• **Recorded data**

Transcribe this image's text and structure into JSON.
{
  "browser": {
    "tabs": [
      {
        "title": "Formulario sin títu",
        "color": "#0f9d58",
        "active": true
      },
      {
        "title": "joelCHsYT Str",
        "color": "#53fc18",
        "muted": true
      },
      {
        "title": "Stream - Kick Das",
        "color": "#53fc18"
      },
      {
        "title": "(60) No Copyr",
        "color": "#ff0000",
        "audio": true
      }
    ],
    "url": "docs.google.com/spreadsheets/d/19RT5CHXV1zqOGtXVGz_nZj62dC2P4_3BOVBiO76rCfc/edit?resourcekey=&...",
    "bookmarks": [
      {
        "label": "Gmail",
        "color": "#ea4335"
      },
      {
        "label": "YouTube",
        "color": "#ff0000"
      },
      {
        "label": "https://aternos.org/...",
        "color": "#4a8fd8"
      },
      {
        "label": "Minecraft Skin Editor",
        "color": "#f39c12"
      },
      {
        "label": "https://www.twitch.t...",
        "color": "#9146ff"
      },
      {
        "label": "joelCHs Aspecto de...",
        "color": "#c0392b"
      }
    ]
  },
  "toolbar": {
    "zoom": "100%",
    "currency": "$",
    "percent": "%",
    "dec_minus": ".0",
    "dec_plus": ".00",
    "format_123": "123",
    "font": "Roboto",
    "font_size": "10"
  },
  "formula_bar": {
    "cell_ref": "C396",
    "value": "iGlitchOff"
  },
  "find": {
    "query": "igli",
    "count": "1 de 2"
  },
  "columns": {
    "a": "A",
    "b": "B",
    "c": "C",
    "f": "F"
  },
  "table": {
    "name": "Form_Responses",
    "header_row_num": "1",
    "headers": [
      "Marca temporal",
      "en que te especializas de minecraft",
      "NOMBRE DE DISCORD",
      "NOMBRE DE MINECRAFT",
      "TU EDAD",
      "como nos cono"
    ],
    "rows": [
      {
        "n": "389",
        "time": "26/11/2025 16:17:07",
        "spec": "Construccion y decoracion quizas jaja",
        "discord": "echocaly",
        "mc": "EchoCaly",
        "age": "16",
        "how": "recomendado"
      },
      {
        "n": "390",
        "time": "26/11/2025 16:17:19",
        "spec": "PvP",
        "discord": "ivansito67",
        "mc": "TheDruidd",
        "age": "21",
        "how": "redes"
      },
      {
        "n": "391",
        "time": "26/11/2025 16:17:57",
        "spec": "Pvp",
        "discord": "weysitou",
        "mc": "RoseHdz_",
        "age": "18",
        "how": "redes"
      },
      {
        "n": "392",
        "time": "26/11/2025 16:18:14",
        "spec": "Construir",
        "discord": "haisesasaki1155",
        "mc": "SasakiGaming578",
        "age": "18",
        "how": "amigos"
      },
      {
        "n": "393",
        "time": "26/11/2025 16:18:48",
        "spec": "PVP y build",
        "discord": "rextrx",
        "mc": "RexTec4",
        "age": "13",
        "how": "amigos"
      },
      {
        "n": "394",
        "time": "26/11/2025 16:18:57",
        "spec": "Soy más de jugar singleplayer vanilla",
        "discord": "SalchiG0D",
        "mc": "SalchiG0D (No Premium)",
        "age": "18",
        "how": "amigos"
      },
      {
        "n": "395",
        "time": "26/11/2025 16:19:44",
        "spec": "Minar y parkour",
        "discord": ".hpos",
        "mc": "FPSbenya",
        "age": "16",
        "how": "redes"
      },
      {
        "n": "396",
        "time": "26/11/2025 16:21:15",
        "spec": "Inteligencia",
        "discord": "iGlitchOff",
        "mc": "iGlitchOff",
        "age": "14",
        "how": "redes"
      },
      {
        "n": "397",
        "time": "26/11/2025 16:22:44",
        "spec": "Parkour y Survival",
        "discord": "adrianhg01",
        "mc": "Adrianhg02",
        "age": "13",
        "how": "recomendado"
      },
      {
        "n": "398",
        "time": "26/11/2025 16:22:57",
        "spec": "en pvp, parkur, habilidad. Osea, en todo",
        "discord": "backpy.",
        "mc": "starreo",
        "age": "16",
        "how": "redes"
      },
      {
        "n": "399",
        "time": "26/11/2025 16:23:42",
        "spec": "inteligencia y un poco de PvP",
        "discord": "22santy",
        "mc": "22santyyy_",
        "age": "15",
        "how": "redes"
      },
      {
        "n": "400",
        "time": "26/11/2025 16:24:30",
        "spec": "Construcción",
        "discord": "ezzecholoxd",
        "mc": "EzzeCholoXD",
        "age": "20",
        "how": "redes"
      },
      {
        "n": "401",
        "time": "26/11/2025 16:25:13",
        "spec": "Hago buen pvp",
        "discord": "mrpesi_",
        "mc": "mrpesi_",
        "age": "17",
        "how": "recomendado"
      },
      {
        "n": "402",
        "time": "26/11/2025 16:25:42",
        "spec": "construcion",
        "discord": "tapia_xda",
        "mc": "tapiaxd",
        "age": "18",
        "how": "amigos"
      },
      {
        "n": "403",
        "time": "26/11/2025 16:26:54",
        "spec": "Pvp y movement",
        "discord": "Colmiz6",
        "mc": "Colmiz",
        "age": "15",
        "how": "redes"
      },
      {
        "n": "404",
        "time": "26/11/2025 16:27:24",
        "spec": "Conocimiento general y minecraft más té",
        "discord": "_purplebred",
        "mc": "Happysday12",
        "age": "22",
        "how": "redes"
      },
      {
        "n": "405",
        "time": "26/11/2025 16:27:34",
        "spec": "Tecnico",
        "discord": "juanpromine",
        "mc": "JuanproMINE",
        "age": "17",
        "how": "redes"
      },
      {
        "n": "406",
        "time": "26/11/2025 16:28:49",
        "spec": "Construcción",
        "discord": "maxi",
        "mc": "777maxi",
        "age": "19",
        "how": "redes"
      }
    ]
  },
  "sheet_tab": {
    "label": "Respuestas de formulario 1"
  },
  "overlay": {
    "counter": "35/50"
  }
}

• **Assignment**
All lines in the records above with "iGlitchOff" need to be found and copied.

• **Answer**
    "value": "iGlitchOff"
        "discord": "iGlitchOff",
        "mc": "iGlitchOff",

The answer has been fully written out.